How is "apple-wine" different? That's part of the reason for doing this experiment: I'm not quite sure. What I do know is that in crossroads between one of the largest brewing and one of the largest winemaking meccas in the world, it's a fermented apple juice that his its place of pride in Germany's banking center. Historically, it's not hard to imagine the practical--and very German-- shift in production and engineering in regards to making alcohol out of apples that likely experienced a major shift during the French wine blight of the mid-19th century. Skilled winemakers, armed with the talents of coopers and cellar-tenders sharing techniques with the Bavarian lager brewers, easily translated their knowhow into the making of cider. (Granted, they'd been making cider since before the blight, too, but figuring out the story of how it became established at this point as the draught beverage of Frankfurt is part of what this project is about.)

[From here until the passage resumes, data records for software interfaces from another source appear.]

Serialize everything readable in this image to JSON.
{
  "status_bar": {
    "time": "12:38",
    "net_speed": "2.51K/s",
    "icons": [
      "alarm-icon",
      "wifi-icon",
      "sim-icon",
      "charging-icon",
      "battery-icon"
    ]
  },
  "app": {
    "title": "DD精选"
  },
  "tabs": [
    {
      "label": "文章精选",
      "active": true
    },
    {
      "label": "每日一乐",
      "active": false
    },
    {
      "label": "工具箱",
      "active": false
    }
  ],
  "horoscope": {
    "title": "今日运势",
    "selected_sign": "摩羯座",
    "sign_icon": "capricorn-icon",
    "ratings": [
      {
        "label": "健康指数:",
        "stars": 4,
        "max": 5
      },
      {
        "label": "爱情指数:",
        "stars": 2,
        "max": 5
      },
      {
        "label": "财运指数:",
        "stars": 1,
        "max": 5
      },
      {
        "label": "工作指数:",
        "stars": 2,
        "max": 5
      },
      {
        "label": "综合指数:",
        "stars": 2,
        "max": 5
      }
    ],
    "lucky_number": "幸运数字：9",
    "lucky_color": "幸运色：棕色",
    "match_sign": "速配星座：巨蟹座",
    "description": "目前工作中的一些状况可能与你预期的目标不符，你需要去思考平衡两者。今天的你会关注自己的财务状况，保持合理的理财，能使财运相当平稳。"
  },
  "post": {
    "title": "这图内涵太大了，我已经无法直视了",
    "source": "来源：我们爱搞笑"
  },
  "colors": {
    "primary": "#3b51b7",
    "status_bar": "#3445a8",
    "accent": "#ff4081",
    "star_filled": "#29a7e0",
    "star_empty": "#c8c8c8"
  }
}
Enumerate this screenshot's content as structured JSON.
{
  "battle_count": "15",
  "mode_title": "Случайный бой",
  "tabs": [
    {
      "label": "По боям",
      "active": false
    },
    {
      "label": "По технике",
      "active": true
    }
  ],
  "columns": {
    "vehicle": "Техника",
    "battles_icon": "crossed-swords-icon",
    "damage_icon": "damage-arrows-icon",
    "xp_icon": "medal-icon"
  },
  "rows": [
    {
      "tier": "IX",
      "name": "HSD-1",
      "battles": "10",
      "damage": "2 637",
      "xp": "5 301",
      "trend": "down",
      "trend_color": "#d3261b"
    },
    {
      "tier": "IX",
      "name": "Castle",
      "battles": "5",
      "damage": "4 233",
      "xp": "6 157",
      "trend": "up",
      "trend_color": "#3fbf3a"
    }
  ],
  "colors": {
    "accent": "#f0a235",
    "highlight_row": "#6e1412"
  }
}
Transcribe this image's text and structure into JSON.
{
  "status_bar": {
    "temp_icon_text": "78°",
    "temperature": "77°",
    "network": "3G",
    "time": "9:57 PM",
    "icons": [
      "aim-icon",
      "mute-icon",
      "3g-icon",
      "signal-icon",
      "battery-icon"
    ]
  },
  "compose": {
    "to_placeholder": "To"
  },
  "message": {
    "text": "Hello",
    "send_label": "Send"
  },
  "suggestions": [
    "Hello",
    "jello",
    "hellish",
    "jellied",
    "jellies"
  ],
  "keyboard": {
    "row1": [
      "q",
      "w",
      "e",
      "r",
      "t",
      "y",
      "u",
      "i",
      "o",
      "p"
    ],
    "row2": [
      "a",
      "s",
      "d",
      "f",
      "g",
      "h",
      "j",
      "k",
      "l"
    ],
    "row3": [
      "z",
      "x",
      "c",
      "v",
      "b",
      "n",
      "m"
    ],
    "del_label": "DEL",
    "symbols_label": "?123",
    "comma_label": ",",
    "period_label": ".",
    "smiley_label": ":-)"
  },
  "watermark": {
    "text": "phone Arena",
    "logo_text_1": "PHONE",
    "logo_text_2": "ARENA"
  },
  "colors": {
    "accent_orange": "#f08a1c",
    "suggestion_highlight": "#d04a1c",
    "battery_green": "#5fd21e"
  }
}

Unlike beer as we currently experience it, Äppelwoi also has a seasonal life cycle that's ingrained into the culture that surrounds it, from the pressing of the apples, to the tasting of the young cider, to the lengthy fermentation, to the tapping of the old cider, to the point where the last of the old and first of the new overlap. Along with that comes a winemaker's discipline, a character trait I'm sorely lacking and could use some training in. A promising outcome of this experiment is that I might pick up some wisdom in learning how to think seasonally, something I've wanted to incorporate into our brewing for a while now, yet have had difficulty truly investigating since the modern age of temperature control has all but eradicated truly seasonal brewing.
I'll equally admit that Ron Pattison's translation work has been a nudge of inspiration here, the strange twitches of imagination that spark up when considering the sense of time-travel or teleportation that recreating these distant styles could evoke. On top of that, there's the desire to glean a better understanding of the story that's shaped my mother's, and by proxy my own and my daughter's, existence - granted, through a perspective slightly curved around the edges and marked by crosshatches as it passes through a ribbed glassful of Stöffche.
Over the next couple of months - until the apples come in, that is - I'll provide periodic updates whenever any interesting ground is broken. Until then, though, any commentary to help me get on the right track would be quite welcome! Until October, then...
Der Äpfelwein als Kind,
süß aus der Kelter rinnt...
Mit Jünglingsmut darauf
rauscht er mächtig auf!
Den ächten Manneswert
kriegt er, wenn er gärt!
Wenn er an Kräften reich
strahlend dem Golde gleich!